I understand this concern; Why would a company like ours offer a free of charge service? It sounds too good to be true.
The truth is, we do offer this service and there is no catch. We do not work for any other agency and we do not pass on any of your information to anyone else.
Before we can make any recommendations, we like to know the full picture. The easiest way to do this is for us to get in the car and visit site. Of course, being a business, we hope that you may spend money with us at some stage but I can assure you our first approach is as engineers. We want to understand the problem and identify the best solution for you. If its work that we can do, we would send you a quotation and then leave it with you to decide what you wanted to do.
How much does a borehole cost in the UK
Borehole cost will vary according to local geology and the size of hole
Typically, a basic 60 metre borehole (the average depth of a borehole) including the installation of a borehole pump and pressure vessel will cost somewhere in the region of £10,000- £15,000 with an annual running cost of £50-£600 dependent on water usage.
Borehole Hole Size
There are 3 popular hole sizes currently being drilled in gritstone areas (the geology in many parts of West Yorkshire, Derbyshire, East Lancashire, Richmondshire and Northumberland contains high levels of grit-stone). Prices updated in June 2020.

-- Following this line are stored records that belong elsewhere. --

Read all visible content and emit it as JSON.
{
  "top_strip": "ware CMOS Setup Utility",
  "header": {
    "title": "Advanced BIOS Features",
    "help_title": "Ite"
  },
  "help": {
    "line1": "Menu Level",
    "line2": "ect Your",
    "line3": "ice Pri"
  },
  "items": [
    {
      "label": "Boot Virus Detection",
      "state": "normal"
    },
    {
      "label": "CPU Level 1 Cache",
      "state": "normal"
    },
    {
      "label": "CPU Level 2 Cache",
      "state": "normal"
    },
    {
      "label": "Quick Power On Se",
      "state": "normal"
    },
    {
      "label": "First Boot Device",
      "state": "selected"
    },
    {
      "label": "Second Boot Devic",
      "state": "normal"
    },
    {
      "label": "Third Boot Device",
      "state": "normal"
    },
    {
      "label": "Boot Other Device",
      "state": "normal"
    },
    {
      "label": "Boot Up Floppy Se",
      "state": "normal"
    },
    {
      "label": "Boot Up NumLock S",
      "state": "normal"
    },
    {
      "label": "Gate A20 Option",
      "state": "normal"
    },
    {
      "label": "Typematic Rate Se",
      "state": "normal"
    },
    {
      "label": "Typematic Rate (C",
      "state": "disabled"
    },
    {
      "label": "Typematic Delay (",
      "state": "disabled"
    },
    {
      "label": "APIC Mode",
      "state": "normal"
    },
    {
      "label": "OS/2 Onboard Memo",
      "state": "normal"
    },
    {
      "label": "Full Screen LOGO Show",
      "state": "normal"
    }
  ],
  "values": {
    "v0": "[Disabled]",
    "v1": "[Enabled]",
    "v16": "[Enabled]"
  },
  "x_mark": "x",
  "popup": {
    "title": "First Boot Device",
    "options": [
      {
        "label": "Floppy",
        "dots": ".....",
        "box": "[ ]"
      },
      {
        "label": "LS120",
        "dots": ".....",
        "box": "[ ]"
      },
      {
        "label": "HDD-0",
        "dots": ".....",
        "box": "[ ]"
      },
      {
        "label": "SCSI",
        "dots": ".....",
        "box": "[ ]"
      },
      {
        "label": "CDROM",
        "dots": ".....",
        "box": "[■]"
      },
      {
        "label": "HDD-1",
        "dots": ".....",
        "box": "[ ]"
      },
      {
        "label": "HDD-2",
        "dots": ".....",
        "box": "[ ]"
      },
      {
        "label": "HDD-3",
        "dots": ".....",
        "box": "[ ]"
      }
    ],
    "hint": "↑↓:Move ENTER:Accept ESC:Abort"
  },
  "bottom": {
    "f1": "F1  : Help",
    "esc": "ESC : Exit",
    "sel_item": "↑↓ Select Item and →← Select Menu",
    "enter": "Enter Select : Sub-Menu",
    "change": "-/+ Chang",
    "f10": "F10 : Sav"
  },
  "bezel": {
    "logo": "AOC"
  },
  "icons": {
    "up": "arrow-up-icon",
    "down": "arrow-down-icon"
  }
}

- 4 inch hole costs in the region of £11,500 including VAT
- 6 inch hole costs in the region of £12.600 including VAT
- 8 inch hole costs in the region of £15,000 including VAT
As a general rule, where the borehole is being drilled in a gristone area:
- an 8 inch hole may require less filtration than will be needed on a 6 or 4 inch hole, especially in areas where there is high iron. However, this cannot be guaranteed. UV and pre-filtration will probably be needed if the water is to be used for drinking and bathing.
- A 6 inch hole will probably require some form of iron and manganese reduction filtration. UV and pre-filtration will almost certainly be needed if the water is to be used for drinking and bathing.
- A 4 inch hole, with a 3 inch pump will provide enough water for a single property in most gritstone areas and will probably require an iron and manganese reduction along with a UV and pre-filter.<.li>
Quotes should include
The quotation will include costs relating to mobilisation of the rig, labour, ancillary equipment and support vehicles. All boreholes will include the necessary liners, grouting and casings.
Following the drilling of the hole, our water test specialist will visit site and carry out a basic water test. This is free of charge. In some cases, the results from the basic test will not provide all of the necessary information, in which case a more detailed test will be required. The results of the tests will dictate what filtration, if any, is needed.
This type of problem normally occurs on borehole supplies and is a clear indicator that the water contains high levels of iron or manganese. The water entering the house may look perfectly clear, however, once air is introduced into the water e.g. through agitation in a washing machine or dishwasher, the iron precipitates and leaves behind an orange or brown stain. Iron can be particularly problematic on farms where the sanitization fluids used to clean equipment cause the iron to precipitate, leaving unsightly stains on what is otherwise sterile equipment.